YOUR ASSIGNMENT:
In the data below, find every line with the word "symbol" and copy it out.

RECORDED DATA:
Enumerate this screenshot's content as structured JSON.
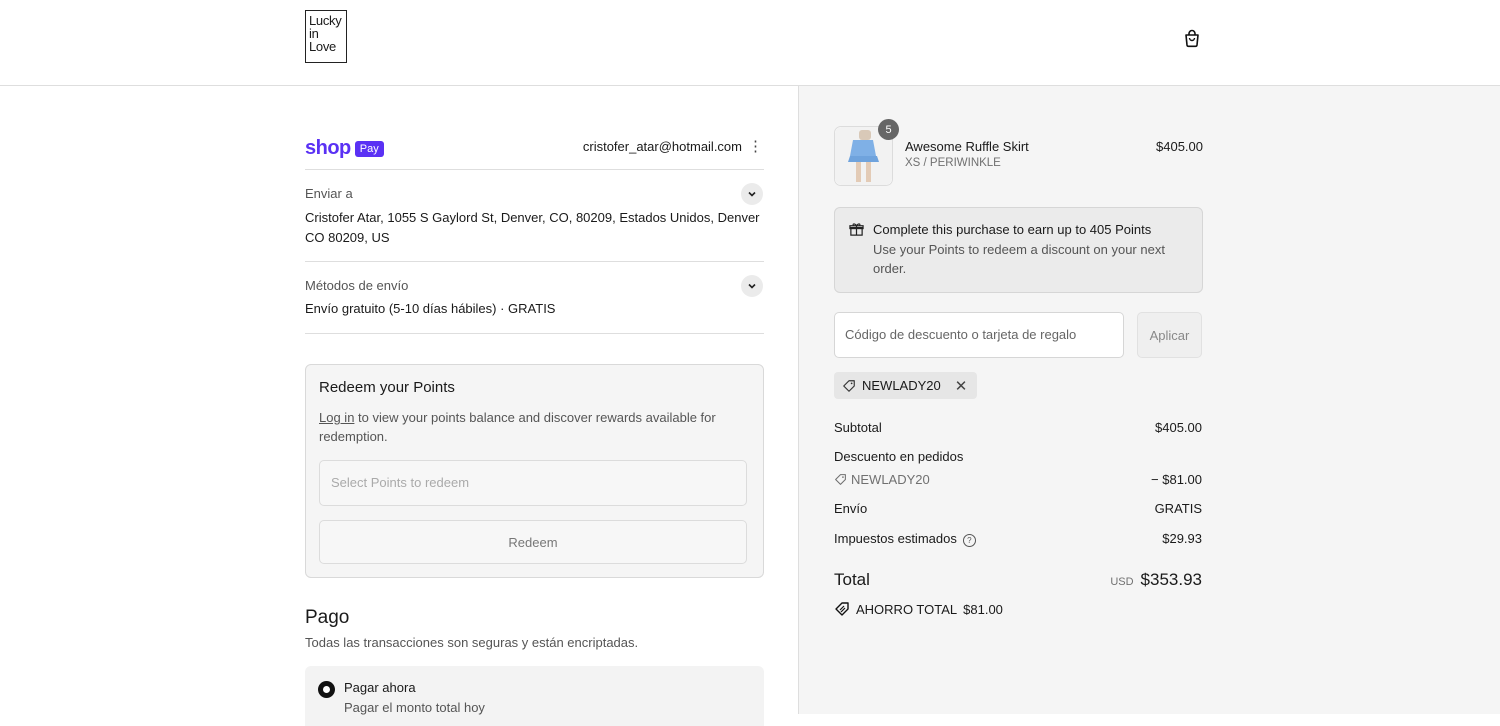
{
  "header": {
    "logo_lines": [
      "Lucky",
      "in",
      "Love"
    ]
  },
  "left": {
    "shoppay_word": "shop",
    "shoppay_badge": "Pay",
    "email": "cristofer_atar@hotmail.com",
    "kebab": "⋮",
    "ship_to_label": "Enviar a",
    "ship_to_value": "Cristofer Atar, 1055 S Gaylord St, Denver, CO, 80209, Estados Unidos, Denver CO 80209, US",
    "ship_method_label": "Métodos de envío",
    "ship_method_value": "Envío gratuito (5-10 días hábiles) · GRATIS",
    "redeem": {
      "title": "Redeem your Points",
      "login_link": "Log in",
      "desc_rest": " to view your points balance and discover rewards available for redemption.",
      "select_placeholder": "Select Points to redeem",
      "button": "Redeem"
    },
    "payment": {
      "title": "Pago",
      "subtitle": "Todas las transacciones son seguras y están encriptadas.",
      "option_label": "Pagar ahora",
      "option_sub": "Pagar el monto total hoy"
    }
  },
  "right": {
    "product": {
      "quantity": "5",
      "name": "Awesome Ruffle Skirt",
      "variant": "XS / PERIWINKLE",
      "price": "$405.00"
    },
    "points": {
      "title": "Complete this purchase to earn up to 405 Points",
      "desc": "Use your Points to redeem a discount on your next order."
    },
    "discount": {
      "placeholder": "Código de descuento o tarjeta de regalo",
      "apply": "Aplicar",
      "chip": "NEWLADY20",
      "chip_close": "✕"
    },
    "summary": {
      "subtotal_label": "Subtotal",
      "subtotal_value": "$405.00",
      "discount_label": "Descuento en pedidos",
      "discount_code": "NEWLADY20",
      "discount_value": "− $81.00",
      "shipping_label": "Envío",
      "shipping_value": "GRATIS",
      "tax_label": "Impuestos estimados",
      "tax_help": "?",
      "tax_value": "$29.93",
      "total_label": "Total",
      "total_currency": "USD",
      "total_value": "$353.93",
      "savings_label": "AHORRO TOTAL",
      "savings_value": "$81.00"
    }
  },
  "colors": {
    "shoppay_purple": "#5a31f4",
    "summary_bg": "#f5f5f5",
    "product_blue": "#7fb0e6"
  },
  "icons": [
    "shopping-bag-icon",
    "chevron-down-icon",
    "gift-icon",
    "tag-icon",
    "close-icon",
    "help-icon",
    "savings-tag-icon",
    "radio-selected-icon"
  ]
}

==

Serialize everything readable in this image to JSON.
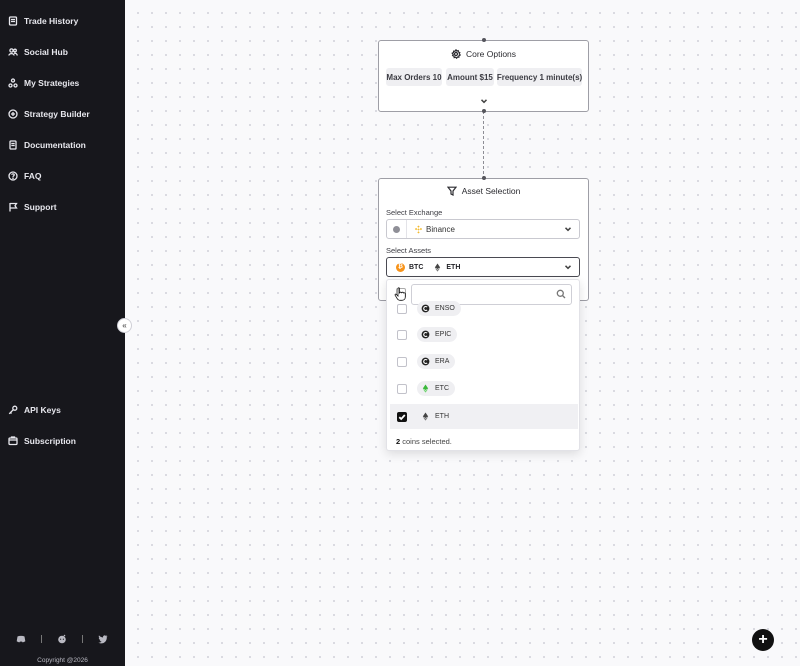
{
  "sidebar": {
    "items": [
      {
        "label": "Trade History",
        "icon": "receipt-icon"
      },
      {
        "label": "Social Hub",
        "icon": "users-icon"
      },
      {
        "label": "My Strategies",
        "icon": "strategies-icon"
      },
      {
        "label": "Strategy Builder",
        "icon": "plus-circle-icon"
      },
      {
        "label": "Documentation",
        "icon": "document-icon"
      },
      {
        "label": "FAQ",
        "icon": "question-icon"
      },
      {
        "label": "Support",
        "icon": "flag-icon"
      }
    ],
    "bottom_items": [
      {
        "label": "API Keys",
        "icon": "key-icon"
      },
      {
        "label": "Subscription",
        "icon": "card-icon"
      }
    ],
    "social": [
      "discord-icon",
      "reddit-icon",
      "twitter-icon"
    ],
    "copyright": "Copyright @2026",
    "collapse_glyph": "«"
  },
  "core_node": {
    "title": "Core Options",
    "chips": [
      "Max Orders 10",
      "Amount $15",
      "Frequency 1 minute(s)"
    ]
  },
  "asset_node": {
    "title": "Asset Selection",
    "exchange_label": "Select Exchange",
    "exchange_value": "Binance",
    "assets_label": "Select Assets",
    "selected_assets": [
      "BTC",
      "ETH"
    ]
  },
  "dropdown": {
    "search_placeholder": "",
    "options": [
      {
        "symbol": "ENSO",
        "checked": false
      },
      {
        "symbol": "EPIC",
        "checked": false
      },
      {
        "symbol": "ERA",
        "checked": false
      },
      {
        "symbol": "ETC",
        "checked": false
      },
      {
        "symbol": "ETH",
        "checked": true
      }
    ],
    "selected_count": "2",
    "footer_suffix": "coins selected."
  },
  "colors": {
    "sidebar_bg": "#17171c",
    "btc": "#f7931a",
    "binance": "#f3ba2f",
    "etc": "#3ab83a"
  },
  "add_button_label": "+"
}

SOLUTION FOR THIS EXERCISE:
        "symbol": "ENSO",
        "symbol": "EPIC",
        "symbol": "ERA",
        "symbol": "ETC",
        "symbol": "ETH",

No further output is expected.